MEXICO CITY — “We Accept Túmin,” reads a sign posted in an organic coffee shop in the trendy neighborhood of Colonia Roma. Shop owner Zyntya Ponce Nava says her decision to take payments in the alternative currency is not an act of rebellion against the Mexican peso, rather "a way to help the community.”
It's a sentiment that's echoed by others who have adopted the Mexican alternative tender, of which there's only some $15,400 worth circulating in the country on bills of 1, 5, 10, and 20.
Túmin is named after and partially inspired by ancient indigenous money practices. It was started as a university project in the eastern state of Veracruz in 2010 in an effort to promote local trade and protect small businesses from recurring recessions. Upon expanding beyond the walls of the Intercultural University of Veracruz campus, the currency began circulating in the indigenous municipality of Espinal.
Boosters say the túmin, which is far too small to be considered mainstream, is a way of helping impoverished communities and socially aware businesses focused on “economic solidarity and self management.”
But critics of the initiative — including the Mexican government — view the alternative currency as a frontal challenge to official monetary policy. As soon as the túmin began circulating, Mexico's Central Bank, which claims the money is too easy to counterfeit, sued the currency's creators for printing money and trying to substitute the peso. Bank officials also pressured the Attorney General’s Office (PGR) to investigate.
The túmin currency is printed in paper bills depicting revolutionary heroes, indigenous symbols and muralist art by Diego Rivera and Rufino Tamayo.
The currency briefly captured the attention of journalists, researchers, and economists upon its release, but never gained enough support to challenge the peso. Today, the currency is used by only 500 people, according to official registers. But that hasn't stopped the túmin from gaining an almost cult-like following in towns across several states and making it’s way to the Mexican capital, where some local businesses and merchants accept it as a valid form of payment.
Túmin's creators say the aim is to complement the peso, not replace it. The alternative currency is meant to offer an additional cash injection into municipalities where most people lack money needed to purchase goods and services. One túmin is equal to one peso. Based on the ancient principle of the indigenous trueque, or “barter,” a person can pay 5 pesos and 5 tumin for something that costs 10 pesos. In effect, the túmin is intended to work more like a voucher than a stand-alone currency.

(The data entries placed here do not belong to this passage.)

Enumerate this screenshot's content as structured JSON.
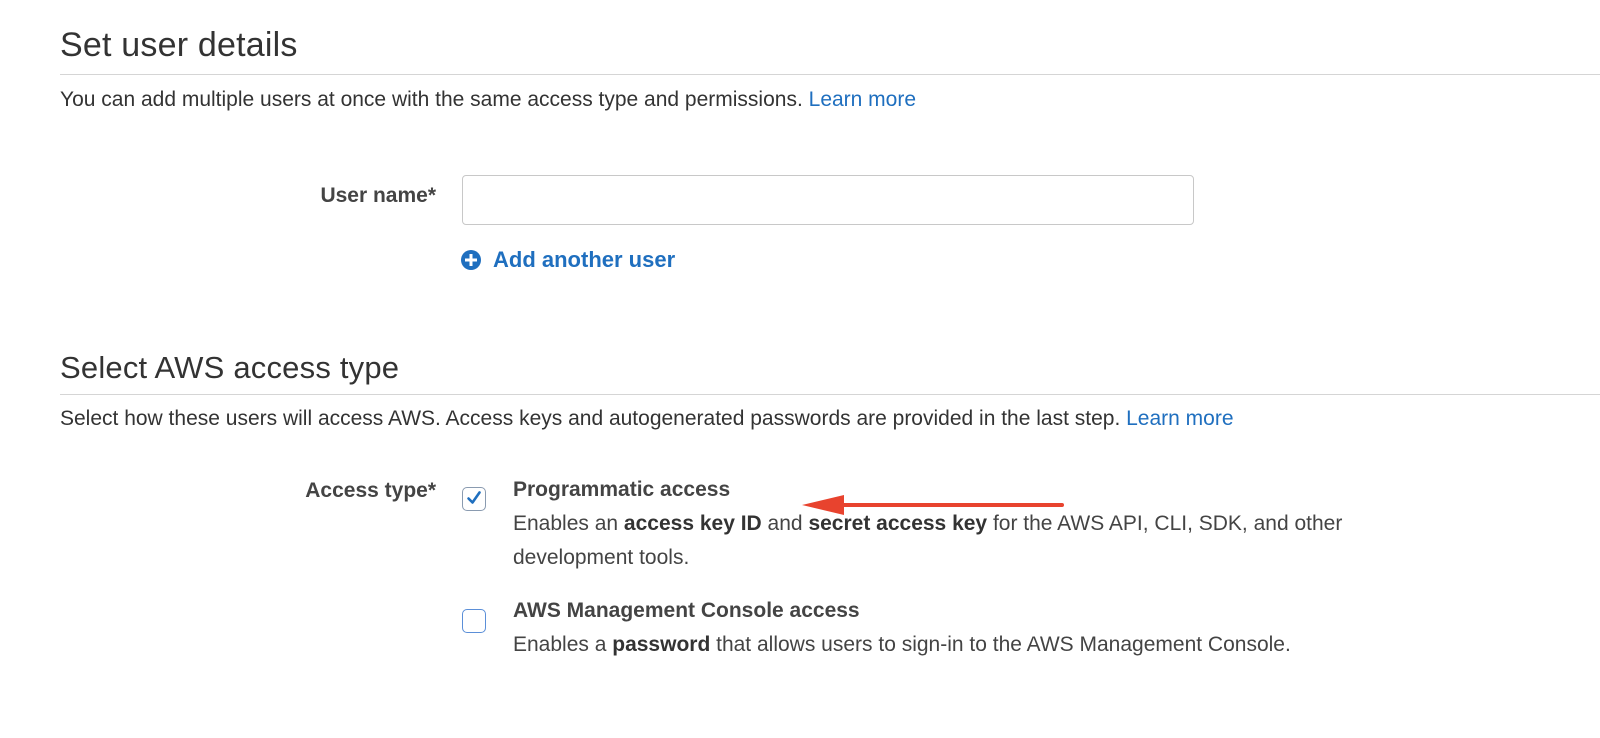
{
  "user_details": {
    "title": "Set user details",
    "description": "You can add multiple users at once with the same access type and permissions.",
    "learn_more": "Learn more",
    "username_label": "User name*",
    "username_value": "",
    "add_another_user": "Add another user"
  },
  "access_type": {
    "title": "Select AWS access type",
    "description": "Select how these users will access AWS. Access keys and autogenerated passwords are provided in the last step.",
    "learn_more": "Learn more",
    "label": "Access type*",
    "options": [
      {
        "title": "Programmatic access",
        "checked": true,
        "desc_parts": [
          "Enables an ",
          "access key ID",
          " and ",
          "secret access key",
          " for the AWS API, CLI, SDK, and other development tools."
        ]
      },
      {
        "title": "AWS Management Console access",
        "checked": false,
        "desc_parts": [
          "Enables a ",
          "password",
          " that allows users to sign-in to the AWS Management Console."
        ]
      }
    ]
  },
  "colors": {
    "link": "#1f6fbf",
    "annotation_arrow": "#e8432e",
    "checkmark": "#1f6fbf"
  },
  "icons": {
    "add_user": "plus-circle-icon",
    "checked": "checkmark-icon"
  }
}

But for many early adopters, the tumin has become more than just alternative money.
Mexico City researchers Marcela and Maria Jose Orraca say the túmin has become a “tool for setting into practice values other than profit during economic transactions.”
That's because using the new currency means joining a network of members affiliated with an alternative central bank called the “House of Túmin.” Upon joining, each new member is given 500 tumin as long as they offer a product or service and establish a preferential rate (normally a 10 percent discount) to others in the túmin network. That arrangement has fostered strong relationships and helped to level the economic playing field amongst adopters, the researchers found in a 2013 report.
It also encourages people to buy locally.
But the currency has a major limitation. It excludes “employees and the poorest people in the community” because they have no products or services to offer.
Then there's the trust issue. The túmin system is essentially built on people giving their word in a system of solidarity and cooperation, which can lead to suspicion among some people and ultimately stunt a more widespread acceptance of the currency in larger towns or areas where the community is not close-knit.
Although the túmin is far from gaining nationwide acceptance, it has won notoriety and inspired the creation of other alternative currencies, including the tlaloc, named after the Aztec god of rain, which began circulating back in 2011 in very limited quantities in rural communities in Mexico State.
Despite the central bank's fretting, the alternative currency clearly does not pose a serious threat to the peso. But the idea behind the new money seems to be the real challenge to the current system; the túmin represents an invitation to return to the days of transactions based on trust, relationships and community solidarity above the interests of profit and gain.
But maybe that's an idea whose time is yet to come.
Ernesto Alvarez and Emilio Espejel contributed to this report.